### TASK BRIEF
All of the data should be output character for character, except the pictures.

### DATA TO EXAMINE
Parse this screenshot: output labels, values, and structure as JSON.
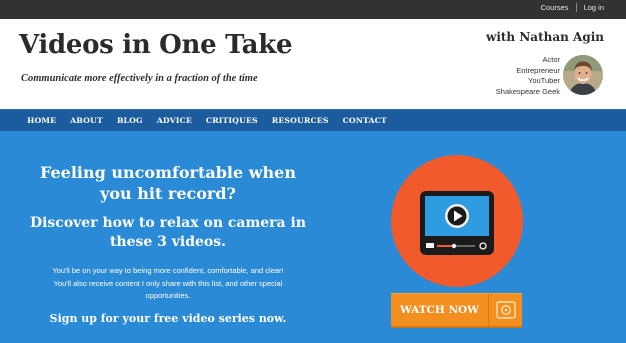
{
  "topbar": {
    "links": [
      {
        "label": "Courses"
      },
      {
        "label": "Log in"
      }
    ]
  },
  "header": {
    "site_title": "Videos in One Take",
    "tagline": "Communicate more effectively in a fraction of the time",
    "author_name": "with Nathan Agin",
    "roles": [
      "Actor",
      "Entrepreneur",
      "YouTuber",
      "Shakespeare Geek"
    ]
  },
  "nav": {
    "items": [
      {
        "label": "HOME"
      },
      {
        "label": "ABOUT"
      },
      {
        "label": "BLOG"
      },
      {
        "label": "ADVICE"
      },
      {
        "label": "CRITIQUES"
      },
      {
        "label": "RESOURCES"
      },
      {
        "label": "CONTACT"
      }
    ]
  },
  "hero": {
    "heading_lines": [
      "Feeling uncomfortable when",
      "you hit record?"
    ],
    "subheading_lines": [
      "Discover how to relax on camera in",
      "these 3 videos."
    ],
    "body_lines": [
      "You'll be on your way to being more confident, comfortable, and clear!",
      "You'll also receive content I only share with this list, and other special",
      "opportunities."
    ],
    "cta_text": "Sign up for your free video series now.",
    "button_label": "WATCH NOW"
  },
  "colors": {
    "topbar": "#323232",
    "nav": "#1a5c9e",
    "hero": "#2b8ad6",
    "circle": "#f15a2b",
    "button": "#f28f1e",
    "player_screen": "#2f9be0"
  },
  "icons": [
    "play-icon",
    "target-icon",
    "volume-icon",
    "fullscreen-icon"
  ]
}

### TASK RESULT
Parse this screenshot: output labels, values, and structure as JSON.
{
  "topbar": {
    "links": [
      {
        "label": "Courses"
      },
      {
        "label": "Log in"
      }
    ]
  },
  "header": {
    "site_title": "Videos in One Take",
    "tagline": "Communicate more effectively in a fraction of the time",
    "author_name": "with Nathan Agin",
    "roles": [
      "Actor",
      "Entrepreneur",
      "YouTuber",
      "Shakespeare Geek"
    ]
  },
  "nav": {
    "items": [
      {
        "label": "HOME"
      },
      {
        "label": "ABOUT"
      },
      {
        "label": "BLOG"
      },
      {
        "label": "ADVICE"
      },
      {
        "label": "CRITIQUES"
      },
      {
        "label": "RESOURCES"
      },
      {
        "label": "CONTACT"
      }
    ]
  },
  "hero": {
    "heading_lines": [
      "Feeling uncomfortable when",
      "you hit record?"
    ],
    "subheading_lines": [
      "Discover how to relax on camera in",
      "these 3 videos."
    ],
    "body_lines": [
      "You'll be on your way to being more confident, comfortable, and clear!",
      "You'll also receive content I only share with this list, and other special",
      "opportunities."
    ],
    "cta_text": "Sign up for your free video series now.",
    "button_label": "WATCH NOW"
  },
  "colors": {
    "topbar": "#323232",
    "nav": "#1a5c9e",
    "hero": "#2b8ad6",
    "circle": "#f15a2b",
    "button": "#f28f1e",
    "player_screen": "#2f9be0"
  },
  "icons": [
    "play-icon",
    "target-icon",
    "volume-icon",
    "fullscreen-icon"
  ]
}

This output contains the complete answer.